According to this abstract from a paper titled "Why Is It Much Easier To Nucleate Gas Bubbles than Theory Predicts?":
Bubble nucleation from supersaturated gas solutions generally takes
place at much lower supersaturations than are expected from the
theory. Furthermore, the same theory predicts that the threshold
concentration of gas needed to cause nucleation should be essentially
independent of the gas species used, a finding contradicted by
experiment. There are two general explanations: first, that the
theory is wrong, or second, that there is a previously unidentified
factor which is influencing the results of the experiments. Given the
success of the fundamental theory in other areas, the second
explanation is preferred.

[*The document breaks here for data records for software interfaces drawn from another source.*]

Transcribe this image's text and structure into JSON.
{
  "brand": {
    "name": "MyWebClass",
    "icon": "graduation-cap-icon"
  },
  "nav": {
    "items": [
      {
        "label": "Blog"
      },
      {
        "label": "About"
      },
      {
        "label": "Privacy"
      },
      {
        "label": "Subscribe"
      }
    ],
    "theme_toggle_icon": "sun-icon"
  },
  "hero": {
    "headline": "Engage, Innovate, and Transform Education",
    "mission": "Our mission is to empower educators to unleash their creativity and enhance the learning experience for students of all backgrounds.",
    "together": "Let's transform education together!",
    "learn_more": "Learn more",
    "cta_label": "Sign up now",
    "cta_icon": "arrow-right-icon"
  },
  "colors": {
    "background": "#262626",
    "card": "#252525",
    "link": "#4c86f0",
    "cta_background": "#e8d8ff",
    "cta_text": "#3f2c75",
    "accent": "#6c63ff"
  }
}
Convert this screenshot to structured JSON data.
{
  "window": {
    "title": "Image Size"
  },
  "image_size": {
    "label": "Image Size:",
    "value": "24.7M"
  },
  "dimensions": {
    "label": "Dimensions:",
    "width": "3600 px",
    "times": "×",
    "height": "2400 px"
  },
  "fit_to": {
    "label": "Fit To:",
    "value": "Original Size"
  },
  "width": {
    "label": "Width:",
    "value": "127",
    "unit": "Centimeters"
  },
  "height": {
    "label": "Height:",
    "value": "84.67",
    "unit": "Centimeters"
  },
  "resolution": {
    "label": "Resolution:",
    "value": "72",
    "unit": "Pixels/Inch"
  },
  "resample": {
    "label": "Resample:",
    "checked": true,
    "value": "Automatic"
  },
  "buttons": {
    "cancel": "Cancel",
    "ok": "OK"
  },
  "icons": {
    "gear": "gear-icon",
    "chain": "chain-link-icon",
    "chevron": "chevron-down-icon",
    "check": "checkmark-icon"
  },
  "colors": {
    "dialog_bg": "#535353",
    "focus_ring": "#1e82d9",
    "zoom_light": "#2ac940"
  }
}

The previously unrecognized factor is
identified here as being the surface activity of the gases which form
Although this is discussing conditions of low supersaturation and not subsaturation, I assume the same concepts apply, though it would cost me $40 to get the full article text and find out for sure.
I'm pretty sure what's happening here is that through the random motion of dissolved gas molecules, occasionally enough of them adhere to one another to form the nucleus of a bubble. Particularly at very small radii, the high surface tension of water dominates otherwise destructive forces, and a micro-bubble begins to form. But by the definition of saturation with respect to bubble formation, it would seem that you cannot have "macro-scale" bubble formation and growth persisting under conditions of subsaturation as equilibrium is reached.
If I can paraphrase your question as:
"If I lower the gas pressure to below its saturation pressure, does
the gas come out of solution if there are no interfaces (nuclei) for
bubbles to form?"
then the answer is yes, regardless of the presence or absence of bubbles. The dissolved gas molecules will partition at the gas-liquid interface until equilibrium concentrations are achieved in each phase. If some gas bubble began to form, it would quickly redissolve under conditions of subsaturation with respect to the gas solubility.
Unless I'm missing something about the importance of bubbles in your question, this would pretty clearly be the bottom line answer. Please comment if I've missed the crux of your question.